Legal fees can be as messy as an Anna Nicole paternity lawsuit, but when we uncovered the top legal aid earners in New Zealand, we felt constrained in the interests of fairness to the taxpayers of New Zealand to see how single barristers in a
legal aid set-up that has been oft criticized for being under resourced (translation: not enough money) could see a take in almost a million dollars each over 12 months. How many hours do these heroes put in on behalf of the disadvantaged and dispossessed?
In the case of Auckland barrister Charl Hirschfeld, who handles Maori land claims, to his very great credit, he responded to our email with a keenness that displayed a high level of application to the legal aid issue-at-hand. The boys and girls over at his Jamaica Chambers are having a rum old time.
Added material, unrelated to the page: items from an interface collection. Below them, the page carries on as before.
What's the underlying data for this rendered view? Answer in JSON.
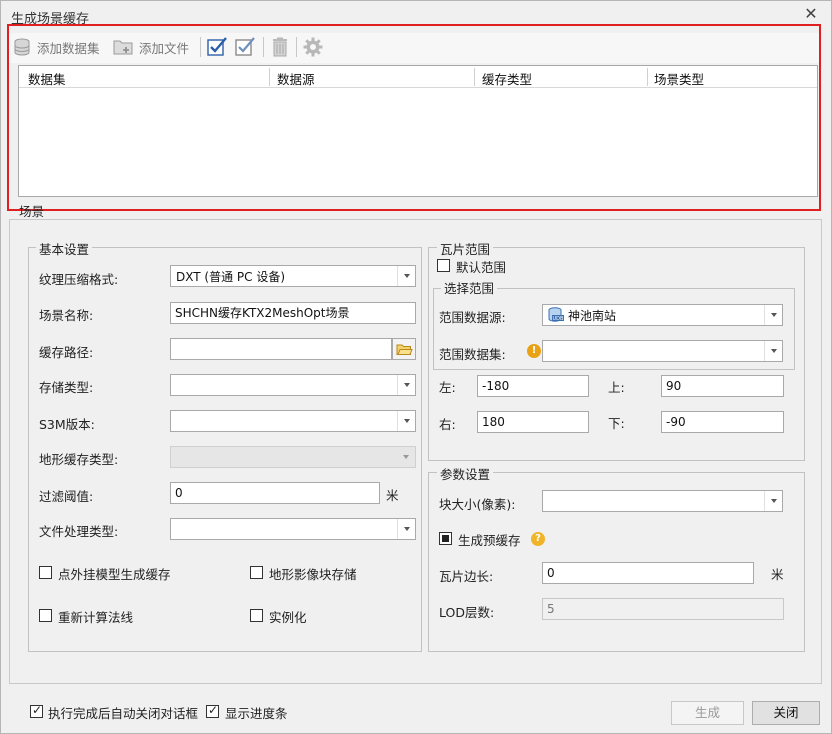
{
  "window": {
    "title": "生成场景缓存",
    "close_glyph": "✕"
  },
  "toolbar": {
    "add_dataset": "添加数据集",
    "add_file": "添加文件"
  },
  "grid": {
    "columns": [
      "数据集",
      "数据源",
      "缓存类型",
      "场景类型"
    ]
  },
  "tabs": {
    "scene": "场景"
  },
  "basic": {
    "title": "基本设置",
    "texture_label": "纹理压缩格式:",
    "texture_value": "DXT (普通 PC 设备)",
    "scene_name_label": "场景名称:",
    "scene_name_value": "SHCHN缓存KTX2MeshOpt场景",
    "cache_path_label": "缓存路径:",
    "cache_path_value": "",
    "storage_type_label": "存储类型:",
    "storage_type_value": "",
    "s3m_label": "S3M版本:",
    "s3m_value": "",
    "terrain_type_label": "地形缓存类型:",
    "terrain_type_value": "",
    "filter_label": "过滤阈值:",
    "filter_value": "0",
    "filter_unit": "米",
    "file_proc_label": "文件处理类型:",
    "file_proc_value": "",
    "opt_external": "点外挂模型生成缓存",
    "opt_terrain_block": "地形影像块存储",
    "opt_recalc_normals": "重新计算法线",
    "opt_instancing": "实例化"
  },
  "tile_range": {
    "title": "瓦片范围",
    "default_range": "默认范围",
    "select_title": "选择范围",
    "ds_label": "范围数据源:",
    "ds_value": "神池南站",
    "dataset_label": "范围数据集:",
    "dataset_value": "",
    "left_label": "左:",
    "left_value": "-180",
    "top_label": "上:",
    "top_value": "90",
    "right_label": "右:",
    "right_value": "180",
    "bottom_label": "下:",
    "bottom_value": "-90"
  },
  "params": {
    "title": "参数设置",
    "block_size_label": "块大小(像素):",
    "block_size_value": "",
    "gen_pre_cache": "生成预缓存",
    "tile_side_label": "瓦片边长:",
    "tile_side_value": "0",
    "tile_side_unit": "米",
    "lod_label": "LOD层数:",
    "lod_value": "5"
  },
  "footer": {
    "auto_close": "执行完成后自动关闭对话框",
    "show_progress": "显示进度条",
    "generate": "生成",
    "close": "关闭"
  }
}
No question.
Then, lo and behold, we received a strangely written follow up that seemed destined for Charl’s inbox but was forwarded to ours as well, along with every other barrister in Jamaica Chambers. Are we ‘pricks’ for uncovering this? Of course we are. But ‘jealous’ of legal aid barristers? Never. We know money doesn’t grow on trees.
Go read. (The questions he responds to are ours).
From Charl Hirschfeld:
“To answer your questions:
First, what was the work for? Criminal and Treaty of Waitangi work mainly.
Second, how much was paid for fee earners other than yourself? Five full time barristers, one part time barrister, one legal provider who is not a lawyer
Third, how much was paid for experts etc? This figure I do not readily have at hand.
Fourth, what hourly rate do you charge the taxpayer for your work? I am paid between usually $130 and $165 per hour depending on the type of work with an average of about $140 to $150 per hour overall. I am the senior member of chambers having been a legal practitioner since 1984. The other barristers are paid according to their seniority which usually means a base rate of $120 per hour. The legal provider is paid at $75 per hour. Disbursements constitute a significant part of the gross figure (published).
For argument’s sake, if you paid $300k for experts (very generous, we believe) you’re down to $636K. Let’s say you have a junior working for you and you pay him/her $100K, you’re left with $536K. There are 365 days in a year (at last count) and we’re not worried about leap years etc for these purposes. We believe the most you would make for a day in Court at the taxpayers’ expense would be $1K, but let’s be generous and call it $1,240, which if our maths is correct is the maximum legal aid rate of $155 per hour, including GST, times 8 hours). Let’s divid $536,000 by $1,240 which equals . . let’s see . . 432!
We’re confused. Can you explain? You need to understand that I didn’t earn this money by myself (see above) and you have to take account of disbursements (see above).
I should say, my name appears on the list of legal aid earners because I am a barrister. My name must appear because I am the lead provider of legal services for services performed by seven people. If I were a solicitor, I could use a firm name, in which case people seeing the legal aid figures would have no idea if it were one or ten people behind the firm name. In my case I am stuck with people thinking that somehow ‘Charl Hirschfeld earns all that money’ when in fact Charl Hirschfeld does not. I hope you will publish this explanation and disabuse your readers just as I have now disabused you.
From Tavake Afeaki
“Kia ora Tuakana,
If pressed you might like to advise that we were recently audited by the LSA, who were “more than satisfied with the level and quality of services provided and the recording and reporting standards were exemplary”.
However, I suppose we do not really want to invite a further Official Information Act request to LSA about our bits & pieces now do we. So let the little jealous prick go and play with your revelations. His publication had better be on point and clear, as there are legal remedies available for factually incorrect and/or misleading journalism…..
Noho kaha mai”